▶ [Exercise details]: Look over the data below and give the number of lines containing the word "this", with no other words.
----- Working data -----
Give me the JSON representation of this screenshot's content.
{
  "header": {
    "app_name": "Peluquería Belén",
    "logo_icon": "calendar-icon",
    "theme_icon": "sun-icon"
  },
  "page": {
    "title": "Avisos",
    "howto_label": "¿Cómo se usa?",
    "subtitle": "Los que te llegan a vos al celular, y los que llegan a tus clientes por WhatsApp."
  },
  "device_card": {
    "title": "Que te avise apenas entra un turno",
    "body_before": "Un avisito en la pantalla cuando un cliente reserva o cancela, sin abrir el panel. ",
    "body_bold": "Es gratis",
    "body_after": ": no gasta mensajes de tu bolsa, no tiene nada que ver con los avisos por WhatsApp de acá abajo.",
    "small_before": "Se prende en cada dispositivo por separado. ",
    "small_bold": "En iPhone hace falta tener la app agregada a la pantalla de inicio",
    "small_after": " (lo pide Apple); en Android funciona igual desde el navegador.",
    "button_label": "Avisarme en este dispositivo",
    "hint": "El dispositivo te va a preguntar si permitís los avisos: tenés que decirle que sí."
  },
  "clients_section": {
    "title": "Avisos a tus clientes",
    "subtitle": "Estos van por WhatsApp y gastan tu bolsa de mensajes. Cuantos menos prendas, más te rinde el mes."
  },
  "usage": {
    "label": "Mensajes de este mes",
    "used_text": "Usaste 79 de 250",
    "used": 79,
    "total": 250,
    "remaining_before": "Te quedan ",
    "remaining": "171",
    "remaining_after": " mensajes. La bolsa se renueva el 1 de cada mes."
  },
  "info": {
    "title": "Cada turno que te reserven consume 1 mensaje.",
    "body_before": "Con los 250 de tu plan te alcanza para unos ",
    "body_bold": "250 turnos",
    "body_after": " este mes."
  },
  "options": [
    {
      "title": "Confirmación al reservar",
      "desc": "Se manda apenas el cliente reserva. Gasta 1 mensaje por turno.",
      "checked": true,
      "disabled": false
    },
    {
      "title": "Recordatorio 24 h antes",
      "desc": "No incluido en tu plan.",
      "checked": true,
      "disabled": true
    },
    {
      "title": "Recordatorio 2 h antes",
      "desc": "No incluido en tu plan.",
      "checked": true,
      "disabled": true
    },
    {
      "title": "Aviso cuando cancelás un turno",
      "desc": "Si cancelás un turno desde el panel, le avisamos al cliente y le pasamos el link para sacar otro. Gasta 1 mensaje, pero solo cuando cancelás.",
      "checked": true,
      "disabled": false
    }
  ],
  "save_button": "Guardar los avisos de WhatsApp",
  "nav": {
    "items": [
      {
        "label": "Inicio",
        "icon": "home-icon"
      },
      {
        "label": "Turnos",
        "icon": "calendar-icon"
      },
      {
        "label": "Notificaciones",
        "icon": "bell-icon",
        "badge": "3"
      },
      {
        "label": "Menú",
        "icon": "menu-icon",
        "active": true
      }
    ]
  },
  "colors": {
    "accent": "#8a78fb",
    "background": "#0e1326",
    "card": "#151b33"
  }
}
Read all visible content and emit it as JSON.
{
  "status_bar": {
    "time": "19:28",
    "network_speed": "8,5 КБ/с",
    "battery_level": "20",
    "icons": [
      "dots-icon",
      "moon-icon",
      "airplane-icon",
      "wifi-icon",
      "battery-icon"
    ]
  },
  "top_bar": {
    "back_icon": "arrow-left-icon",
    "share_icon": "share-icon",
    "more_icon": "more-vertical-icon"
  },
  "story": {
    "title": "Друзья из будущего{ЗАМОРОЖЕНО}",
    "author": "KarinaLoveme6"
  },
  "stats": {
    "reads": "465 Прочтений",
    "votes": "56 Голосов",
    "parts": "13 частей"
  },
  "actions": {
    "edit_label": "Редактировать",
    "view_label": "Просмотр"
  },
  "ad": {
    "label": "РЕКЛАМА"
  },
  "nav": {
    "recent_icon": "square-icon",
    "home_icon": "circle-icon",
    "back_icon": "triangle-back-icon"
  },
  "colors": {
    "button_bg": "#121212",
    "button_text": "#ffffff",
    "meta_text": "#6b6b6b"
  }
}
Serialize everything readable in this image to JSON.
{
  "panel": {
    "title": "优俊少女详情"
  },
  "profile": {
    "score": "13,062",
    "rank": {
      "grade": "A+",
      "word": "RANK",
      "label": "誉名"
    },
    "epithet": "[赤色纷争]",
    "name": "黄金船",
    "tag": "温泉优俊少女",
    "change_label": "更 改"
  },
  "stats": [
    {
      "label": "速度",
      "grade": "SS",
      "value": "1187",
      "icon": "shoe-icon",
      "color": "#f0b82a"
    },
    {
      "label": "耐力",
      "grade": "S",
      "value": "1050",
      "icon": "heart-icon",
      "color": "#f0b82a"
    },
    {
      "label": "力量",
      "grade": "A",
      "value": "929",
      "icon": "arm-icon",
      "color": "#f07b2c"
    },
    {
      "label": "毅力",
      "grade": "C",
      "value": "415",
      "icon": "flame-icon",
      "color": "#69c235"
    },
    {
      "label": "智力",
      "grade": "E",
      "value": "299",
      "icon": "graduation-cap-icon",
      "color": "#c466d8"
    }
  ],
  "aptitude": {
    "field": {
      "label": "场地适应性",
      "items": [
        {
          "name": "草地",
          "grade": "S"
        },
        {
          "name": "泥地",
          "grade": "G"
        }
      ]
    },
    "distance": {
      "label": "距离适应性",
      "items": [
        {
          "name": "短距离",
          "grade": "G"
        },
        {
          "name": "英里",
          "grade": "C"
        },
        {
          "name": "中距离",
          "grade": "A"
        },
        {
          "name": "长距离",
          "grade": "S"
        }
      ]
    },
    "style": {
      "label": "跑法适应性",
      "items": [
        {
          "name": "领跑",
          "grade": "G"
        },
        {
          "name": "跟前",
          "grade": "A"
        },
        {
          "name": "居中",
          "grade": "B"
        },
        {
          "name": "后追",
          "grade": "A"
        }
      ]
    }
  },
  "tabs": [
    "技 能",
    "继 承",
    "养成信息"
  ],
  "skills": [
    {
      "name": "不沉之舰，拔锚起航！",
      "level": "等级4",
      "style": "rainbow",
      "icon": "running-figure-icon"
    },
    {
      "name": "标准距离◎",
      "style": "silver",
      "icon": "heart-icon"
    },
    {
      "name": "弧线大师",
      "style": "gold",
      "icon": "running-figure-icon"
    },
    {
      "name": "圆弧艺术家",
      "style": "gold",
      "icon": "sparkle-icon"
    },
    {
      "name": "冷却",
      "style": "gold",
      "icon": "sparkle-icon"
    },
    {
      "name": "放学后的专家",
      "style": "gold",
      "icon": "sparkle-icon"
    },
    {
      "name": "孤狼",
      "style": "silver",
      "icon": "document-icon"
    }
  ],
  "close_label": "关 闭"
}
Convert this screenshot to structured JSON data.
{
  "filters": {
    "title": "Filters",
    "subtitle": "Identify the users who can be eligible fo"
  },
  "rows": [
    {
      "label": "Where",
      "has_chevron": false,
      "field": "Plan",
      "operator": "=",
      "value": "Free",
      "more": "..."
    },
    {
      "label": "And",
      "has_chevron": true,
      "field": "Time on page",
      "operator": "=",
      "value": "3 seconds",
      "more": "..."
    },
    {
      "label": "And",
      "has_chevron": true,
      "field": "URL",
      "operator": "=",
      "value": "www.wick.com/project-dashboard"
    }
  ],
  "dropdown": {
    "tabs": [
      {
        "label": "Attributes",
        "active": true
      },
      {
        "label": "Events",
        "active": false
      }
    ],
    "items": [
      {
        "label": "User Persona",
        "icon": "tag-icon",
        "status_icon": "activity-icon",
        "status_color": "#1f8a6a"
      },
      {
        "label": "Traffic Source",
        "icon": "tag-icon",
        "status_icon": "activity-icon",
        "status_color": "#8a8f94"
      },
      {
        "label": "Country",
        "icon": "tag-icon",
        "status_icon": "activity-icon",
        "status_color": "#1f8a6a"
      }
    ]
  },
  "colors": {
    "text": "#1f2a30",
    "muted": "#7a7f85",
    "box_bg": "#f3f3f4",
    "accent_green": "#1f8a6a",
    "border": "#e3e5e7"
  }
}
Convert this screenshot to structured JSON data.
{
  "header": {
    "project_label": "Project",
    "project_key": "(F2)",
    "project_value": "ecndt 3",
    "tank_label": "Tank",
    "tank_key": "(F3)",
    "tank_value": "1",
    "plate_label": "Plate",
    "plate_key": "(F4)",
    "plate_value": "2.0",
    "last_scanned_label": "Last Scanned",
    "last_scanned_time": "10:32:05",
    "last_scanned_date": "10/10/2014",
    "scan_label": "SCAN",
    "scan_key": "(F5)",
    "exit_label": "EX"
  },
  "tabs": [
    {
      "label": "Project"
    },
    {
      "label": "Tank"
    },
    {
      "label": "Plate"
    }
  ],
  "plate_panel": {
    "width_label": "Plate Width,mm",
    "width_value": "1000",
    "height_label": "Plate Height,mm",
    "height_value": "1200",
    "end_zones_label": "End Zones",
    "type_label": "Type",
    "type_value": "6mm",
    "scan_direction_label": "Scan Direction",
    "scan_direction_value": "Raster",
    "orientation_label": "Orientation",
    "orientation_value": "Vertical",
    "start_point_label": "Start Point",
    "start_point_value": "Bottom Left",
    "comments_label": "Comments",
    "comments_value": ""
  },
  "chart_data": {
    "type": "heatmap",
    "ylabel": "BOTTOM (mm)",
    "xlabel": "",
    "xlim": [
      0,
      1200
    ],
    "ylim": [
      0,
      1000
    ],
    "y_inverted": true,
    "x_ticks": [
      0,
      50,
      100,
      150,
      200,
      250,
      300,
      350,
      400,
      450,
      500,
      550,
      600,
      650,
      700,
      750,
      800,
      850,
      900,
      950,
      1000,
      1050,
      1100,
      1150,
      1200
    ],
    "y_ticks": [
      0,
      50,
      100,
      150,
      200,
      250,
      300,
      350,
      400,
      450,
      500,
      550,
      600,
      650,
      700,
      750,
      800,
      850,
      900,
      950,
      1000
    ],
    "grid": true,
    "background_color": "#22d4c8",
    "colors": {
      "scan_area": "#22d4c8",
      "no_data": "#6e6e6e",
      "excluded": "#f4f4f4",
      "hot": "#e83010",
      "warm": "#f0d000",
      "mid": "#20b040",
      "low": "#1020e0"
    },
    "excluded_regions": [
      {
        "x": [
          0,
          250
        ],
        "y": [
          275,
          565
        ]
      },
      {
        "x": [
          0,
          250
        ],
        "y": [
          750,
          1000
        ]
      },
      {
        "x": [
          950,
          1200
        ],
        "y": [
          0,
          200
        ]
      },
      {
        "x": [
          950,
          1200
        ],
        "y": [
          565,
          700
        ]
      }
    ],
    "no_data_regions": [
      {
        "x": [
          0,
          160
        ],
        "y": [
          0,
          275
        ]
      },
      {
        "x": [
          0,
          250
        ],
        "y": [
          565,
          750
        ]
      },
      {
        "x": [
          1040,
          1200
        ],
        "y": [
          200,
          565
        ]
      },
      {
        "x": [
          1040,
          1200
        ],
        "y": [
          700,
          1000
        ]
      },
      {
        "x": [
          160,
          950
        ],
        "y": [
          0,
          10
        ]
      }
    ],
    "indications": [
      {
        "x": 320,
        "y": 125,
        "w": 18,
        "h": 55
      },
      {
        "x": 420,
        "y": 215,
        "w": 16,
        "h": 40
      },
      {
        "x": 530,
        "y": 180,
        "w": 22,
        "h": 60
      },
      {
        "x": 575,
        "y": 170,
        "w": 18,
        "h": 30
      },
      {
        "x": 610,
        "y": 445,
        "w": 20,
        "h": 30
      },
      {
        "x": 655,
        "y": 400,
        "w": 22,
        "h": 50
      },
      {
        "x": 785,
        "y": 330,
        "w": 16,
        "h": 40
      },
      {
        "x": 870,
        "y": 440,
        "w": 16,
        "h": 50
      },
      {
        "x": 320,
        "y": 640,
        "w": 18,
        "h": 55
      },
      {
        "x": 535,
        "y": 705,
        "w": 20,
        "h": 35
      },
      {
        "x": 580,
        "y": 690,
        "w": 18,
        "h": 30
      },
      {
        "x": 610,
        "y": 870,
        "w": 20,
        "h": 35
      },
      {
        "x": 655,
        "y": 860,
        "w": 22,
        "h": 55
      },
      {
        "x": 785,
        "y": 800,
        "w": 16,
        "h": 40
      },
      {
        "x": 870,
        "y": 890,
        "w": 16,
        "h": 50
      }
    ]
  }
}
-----
▶ [Exercise answer]: 4